Segment Start: Data extracts
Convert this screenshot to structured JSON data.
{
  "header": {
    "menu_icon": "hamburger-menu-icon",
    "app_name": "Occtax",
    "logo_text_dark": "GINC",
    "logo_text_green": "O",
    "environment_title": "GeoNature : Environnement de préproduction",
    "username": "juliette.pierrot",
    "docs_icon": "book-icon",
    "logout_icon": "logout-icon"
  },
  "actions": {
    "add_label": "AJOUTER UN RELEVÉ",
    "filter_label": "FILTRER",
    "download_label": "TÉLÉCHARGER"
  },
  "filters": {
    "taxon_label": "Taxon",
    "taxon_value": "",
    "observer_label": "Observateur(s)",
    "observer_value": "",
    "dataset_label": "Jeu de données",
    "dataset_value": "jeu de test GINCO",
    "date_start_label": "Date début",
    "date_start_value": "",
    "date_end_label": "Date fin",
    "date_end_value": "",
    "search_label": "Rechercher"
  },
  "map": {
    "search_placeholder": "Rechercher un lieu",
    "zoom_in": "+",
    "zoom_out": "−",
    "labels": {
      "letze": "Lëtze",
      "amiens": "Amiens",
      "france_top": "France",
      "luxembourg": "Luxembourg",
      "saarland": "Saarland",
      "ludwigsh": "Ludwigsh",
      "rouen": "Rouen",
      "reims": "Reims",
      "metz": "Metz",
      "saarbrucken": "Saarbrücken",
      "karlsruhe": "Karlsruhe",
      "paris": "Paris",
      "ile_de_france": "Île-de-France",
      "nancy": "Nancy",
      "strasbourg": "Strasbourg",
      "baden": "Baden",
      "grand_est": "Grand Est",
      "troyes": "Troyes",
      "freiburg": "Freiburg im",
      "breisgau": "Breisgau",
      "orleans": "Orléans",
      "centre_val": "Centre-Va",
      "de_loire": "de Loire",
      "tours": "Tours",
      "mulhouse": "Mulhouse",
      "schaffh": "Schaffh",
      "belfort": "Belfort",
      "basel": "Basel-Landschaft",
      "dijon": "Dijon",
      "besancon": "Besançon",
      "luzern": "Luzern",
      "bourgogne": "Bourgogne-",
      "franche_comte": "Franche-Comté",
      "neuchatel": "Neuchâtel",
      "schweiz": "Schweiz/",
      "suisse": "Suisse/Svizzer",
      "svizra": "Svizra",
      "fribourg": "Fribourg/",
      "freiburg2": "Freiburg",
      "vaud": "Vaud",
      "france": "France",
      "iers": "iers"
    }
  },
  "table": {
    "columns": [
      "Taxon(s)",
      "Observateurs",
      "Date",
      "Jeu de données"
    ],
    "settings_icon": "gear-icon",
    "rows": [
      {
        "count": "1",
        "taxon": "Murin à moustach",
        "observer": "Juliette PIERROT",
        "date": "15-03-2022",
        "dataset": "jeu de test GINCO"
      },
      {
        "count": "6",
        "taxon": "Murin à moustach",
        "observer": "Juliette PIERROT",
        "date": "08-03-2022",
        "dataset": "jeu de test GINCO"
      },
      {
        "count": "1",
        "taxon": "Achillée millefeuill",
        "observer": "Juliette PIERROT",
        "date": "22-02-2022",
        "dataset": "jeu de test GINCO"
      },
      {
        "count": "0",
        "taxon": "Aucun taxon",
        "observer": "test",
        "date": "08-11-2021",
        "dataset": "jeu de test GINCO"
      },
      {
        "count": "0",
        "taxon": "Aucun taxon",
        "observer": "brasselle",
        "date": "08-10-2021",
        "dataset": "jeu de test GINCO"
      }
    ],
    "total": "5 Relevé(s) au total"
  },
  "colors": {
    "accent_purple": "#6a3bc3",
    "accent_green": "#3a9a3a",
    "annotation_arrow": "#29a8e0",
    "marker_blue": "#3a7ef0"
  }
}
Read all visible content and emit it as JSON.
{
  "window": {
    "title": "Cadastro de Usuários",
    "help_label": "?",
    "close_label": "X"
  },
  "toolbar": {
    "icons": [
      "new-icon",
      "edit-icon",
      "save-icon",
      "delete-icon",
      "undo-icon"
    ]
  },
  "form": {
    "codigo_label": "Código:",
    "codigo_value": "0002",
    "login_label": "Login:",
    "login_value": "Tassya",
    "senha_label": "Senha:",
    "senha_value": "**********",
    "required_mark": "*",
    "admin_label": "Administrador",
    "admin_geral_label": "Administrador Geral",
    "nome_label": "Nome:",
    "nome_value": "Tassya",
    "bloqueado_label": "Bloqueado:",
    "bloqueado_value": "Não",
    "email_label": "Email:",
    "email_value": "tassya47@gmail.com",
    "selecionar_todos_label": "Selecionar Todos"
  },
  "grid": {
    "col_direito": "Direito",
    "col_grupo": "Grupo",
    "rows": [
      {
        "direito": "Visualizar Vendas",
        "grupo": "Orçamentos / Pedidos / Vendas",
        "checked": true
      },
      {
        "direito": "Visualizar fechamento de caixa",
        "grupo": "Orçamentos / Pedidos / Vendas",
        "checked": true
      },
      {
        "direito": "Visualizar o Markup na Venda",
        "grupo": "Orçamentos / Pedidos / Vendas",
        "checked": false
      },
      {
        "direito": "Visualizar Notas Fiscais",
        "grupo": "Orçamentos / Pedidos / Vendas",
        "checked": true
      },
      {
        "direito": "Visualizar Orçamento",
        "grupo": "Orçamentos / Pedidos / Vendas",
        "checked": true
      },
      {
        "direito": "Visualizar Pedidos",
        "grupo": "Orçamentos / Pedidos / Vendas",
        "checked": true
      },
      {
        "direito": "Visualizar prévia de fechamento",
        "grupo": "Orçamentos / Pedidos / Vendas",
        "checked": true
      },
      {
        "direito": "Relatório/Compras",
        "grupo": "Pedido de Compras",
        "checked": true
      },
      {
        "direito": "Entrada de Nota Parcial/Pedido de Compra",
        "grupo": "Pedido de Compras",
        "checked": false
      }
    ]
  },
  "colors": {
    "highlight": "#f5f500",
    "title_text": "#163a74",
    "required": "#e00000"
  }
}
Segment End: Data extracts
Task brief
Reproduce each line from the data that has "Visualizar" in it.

Output of the exercise
        "direito": "Visualizar Vendas",
        "direito": "Visualizar fechamento de caixa",
        "direito": "Visualizar o Markup na Venda",
        "direito": "Visualizar Notas Fiscais",
        "direito": "Visualizar Orçamento",
        "direito": "Visualizar Pedidos",
        "direito": "Visualizar prévia de fechamento",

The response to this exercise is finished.